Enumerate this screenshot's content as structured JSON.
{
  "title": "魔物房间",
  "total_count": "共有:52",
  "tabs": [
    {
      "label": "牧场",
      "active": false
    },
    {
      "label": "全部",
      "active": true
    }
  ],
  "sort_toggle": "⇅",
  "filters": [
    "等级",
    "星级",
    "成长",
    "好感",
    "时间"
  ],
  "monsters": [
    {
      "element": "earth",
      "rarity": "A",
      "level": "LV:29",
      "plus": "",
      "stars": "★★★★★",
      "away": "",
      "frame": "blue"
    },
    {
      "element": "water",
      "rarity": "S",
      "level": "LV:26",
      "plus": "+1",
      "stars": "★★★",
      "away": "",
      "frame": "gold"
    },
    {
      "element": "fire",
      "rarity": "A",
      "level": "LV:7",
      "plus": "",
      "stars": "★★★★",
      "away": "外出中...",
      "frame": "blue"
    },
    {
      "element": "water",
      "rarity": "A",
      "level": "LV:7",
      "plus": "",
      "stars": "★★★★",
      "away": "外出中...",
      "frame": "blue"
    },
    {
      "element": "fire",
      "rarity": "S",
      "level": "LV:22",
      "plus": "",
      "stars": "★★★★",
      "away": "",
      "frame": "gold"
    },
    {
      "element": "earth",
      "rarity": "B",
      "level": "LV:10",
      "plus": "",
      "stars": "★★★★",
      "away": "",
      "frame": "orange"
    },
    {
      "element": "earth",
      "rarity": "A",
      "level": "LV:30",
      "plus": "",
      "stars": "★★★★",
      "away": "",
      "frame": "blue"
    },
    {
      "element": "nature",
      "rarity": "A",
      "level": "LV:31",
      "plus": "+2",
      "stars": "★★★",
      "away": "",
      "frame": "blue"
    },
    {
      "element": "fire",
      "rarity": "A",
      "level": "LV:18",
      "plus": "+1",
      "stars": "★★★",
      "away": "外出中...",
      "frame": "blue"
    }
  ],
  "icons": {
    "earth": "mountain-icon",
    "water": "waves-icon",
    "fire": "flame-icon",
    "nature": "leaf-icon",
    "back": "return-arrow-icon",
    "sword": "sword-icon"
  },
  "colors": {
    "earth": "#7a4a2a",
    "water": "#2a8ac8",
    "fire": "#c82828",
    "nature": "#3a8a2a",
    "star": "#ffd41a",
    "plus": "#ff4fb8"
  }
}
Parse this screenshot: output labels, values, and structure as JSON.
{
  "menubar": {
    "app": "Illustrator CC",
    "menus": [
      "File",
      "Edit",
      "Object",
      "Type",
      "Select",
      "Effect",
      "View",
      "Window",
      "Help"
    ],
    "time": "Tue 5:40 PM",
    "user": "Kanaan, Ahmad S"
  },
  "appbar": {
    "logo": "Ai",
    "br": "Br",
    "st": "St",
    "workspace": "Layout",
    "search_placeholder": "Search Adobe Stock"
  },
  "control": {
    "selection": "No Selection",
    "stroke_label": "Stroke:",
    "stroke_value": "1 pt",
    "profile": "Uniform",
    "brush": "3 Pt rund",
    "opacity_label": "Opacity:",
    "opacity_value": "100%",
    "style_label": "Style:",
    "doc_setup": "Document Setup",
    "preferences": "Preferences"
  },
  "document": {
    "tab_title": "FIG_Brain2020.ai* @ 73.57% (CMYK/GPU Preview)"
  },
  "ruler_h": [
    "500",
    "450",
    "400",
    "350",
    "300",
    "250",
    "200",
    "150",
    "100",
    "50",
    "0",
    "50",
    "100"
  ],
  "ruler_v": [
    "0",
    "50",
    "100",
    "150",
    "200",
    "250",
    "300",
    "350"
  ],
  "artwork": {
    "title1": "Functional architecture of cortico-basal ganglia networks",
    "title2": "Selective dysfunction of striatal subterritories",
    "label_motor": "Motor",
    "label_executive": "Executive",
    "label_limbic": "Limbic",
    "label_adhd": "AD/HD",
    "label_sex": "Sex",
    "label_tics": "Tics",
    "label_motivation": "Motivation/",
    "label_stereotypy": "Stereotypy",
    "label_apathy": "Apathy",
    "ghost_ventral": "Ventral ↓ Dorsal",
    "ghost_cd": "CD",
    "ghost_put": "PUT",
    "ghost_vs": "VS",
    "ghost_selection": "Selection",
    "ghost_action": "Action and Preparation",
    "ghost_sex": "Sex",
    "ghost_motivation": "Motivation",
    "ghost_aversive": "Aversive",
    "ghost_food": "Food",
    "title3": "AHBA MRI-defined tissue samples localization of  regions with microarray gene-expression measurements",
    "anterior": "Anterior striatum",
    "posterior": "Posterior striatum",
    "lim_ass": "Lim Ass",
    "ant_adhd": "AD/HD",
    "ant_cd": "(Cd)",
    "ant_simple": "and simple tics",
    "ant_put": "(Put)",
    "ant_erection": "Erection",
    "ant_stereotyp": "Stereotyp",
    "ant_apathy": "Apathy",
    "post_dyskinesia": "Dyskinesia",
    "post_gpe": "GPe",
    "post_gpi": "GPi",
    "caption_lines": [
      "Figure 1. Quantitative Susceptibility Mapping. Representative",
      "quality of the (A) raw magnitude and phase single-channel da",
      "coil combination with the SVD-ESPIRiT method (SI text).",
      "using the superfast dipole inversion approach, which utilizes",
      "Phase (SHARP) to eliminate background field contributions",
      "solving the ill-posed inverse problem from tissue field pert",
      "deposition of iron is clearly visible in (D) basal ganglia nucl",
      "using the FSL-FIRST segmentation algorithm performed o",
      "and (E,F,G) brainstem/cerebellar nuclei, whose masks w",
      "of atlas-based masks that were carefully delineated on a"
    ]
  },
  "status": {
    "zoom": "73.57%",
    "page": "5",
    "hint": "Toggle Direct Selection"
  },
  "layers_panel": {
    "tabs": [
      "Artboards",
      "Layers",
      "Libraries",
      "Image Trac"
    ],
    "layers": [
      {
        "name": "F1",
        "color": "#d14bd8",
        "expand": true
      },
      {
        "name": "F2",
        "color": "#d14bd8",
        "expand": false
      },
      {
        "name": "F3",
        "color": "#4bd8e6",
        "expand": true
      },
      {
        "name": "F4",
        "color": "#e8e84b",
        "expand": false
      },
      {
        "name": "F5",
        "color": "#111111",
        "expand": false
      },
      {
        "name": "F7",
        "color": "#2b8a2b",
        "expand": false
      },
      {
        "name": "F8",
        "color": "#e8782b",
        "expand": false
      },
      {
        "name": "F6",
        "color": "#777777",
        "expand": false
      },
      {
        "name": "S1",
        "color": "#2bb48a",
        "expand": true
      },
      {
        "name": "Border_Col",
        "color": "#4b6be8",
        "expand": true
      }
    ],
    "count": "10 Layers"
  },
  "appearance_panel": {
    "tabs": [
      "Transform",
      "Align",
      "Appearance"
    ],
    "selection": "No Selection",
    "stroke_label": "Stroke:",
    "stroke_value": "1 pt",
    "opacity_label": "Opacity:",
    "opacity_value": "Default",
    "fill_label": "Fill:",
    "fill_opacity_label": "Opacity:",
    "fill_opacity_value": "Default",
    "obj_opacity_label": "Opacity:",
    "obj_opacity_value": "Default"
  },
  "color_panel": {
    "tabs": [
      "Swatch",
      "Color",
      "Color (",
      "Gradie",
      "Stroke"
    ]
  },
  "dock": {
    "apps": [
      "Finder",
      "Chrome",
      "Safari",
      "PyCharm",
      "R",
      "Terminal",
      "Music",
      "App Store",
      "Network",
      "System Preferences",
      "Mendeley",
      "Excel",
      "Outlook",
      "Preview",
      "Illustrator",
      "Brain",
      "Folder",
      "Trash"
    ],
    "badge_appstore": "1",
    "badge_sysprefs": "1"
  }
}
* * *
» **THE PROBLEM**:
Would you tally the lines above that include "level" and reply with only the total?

» **EXERCISE OUTPUT**:
9